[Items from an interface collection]
+ + + + + + +

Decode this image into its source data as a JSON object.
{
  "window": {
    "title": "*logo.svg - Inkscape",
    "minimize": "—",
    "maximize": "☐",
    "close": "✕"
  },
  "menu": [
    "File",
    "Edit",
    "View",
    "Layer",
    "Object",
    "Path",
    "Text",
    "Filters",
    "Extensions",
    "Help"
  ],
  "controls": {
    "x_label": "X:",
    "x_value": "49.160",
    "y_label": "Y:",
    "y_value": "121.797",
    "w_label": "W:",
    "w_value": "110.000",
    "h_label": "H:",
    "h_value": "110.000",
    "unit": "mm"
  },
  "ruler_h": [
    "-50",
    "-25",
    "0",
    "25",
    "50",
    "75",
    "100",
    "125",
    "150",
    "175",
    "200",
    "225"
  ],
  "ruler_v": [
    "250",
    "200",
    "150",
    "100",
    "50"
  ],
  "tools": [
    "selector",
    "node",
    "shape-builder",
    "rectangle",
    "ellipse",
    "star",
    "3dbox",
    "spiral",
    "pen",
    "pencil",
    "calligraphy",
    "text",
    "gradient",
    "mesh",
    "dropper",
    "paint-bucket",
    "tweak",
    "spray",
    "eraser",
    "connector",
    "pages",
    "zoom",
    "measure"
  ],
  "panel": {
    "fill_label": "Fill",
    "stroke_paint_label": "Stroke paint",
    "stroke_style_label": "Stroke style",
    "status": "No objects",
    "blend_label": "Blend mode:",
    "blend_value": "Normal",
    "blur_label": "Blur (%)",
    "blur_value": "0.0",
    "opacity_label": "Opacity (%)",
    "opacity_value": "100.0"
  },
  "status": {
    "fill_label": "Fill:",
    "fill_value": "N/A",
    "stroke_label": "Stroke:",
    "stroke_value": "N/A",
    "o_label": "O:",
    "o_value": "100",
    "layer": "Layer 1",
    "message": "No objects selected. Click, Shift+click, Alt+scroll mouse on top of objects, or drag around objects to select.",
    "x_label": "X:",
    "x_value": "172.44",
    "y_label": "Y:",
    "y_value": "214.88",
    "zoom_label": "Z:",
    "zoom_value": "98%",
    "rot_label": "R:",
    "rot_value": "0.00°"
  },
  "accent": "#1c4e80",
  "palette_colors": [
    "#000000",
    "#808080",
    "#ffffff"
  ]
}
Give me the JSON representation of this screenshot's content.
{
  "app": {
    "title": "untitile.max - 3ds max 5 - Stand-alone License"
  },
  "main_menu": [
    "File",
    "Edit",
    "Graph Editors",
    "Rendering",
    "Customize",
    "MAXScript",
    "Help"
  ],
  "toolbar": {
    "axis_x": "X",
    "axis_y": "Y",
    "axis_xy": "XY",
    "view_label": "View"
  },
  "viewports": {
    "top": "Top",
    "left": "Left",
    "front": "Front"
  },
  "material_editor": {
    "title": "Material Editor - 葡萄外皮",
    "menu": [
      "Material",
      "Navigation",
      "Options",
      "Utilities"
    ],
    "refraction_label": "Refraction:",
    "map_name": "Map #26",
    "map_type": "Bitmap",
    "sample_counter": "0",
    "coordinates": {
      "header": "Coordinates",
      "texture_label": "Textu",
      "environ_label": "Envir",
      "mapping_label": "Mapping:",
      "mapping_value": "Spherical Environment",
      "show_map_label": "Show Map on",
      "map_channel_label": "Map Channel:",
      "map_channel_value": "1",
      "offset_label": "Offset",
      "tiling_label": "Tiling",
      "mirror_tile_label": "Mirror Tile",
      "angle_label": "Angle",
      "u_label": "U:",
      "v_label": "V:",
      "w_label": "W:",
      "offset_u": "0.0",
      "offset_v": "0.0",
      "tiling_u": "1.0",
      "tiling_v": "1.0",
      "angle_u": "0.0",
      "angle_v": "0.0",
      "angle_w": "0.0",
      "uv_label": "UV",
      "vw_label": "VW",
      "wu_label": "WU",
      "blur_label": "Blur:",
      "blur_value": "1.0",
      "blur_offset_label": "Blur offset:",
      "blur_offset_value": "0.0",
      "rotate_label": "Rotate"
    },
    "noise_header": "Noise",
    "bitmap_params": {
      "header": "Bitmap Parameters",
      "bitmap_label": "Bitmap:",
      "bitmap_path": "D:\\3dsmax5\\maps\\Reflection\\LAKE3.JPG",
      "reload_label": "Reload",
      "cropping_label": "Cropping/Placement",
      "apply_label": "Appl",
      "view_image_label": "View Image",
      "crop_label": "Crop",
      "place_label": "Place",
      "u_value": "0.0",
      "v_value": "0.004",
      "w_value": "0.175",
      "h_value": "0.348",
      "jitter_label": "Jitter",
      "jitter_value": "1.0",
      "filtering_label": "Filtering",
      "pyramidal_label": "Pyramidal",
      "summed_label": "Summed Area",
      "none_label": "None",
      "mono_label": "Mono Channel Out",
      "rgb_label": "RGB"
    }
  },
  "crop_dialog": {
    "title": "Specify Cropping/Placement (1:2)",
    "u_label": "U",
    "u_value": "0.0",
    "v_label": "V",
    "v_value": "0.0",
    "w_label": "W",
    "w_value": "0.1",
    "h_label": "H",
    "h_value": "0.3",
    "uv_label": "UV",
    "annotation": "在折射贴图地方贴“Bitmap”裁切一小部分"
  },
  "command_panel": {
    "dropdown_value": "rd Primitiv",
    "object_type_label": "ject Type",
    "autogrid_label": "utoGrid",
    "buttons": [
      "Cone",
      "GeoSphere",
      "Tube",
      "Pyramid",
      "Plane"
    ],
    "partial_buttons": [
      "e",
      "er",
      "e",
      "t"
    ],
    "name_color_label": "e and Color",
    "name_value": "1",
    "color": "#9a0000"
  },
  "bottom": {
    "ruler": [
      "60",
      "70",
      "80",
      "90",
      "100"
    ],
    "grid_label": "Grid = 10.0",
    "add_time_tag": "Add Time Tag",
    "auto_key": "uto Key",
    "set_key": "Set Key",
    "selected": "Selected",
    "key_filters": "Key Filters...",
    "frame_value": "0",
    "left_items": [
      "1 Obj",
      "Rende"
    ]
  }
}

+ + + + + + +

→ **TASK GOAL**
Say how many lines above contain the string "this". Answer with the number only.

→ **EXPECTED OUTPUT**
2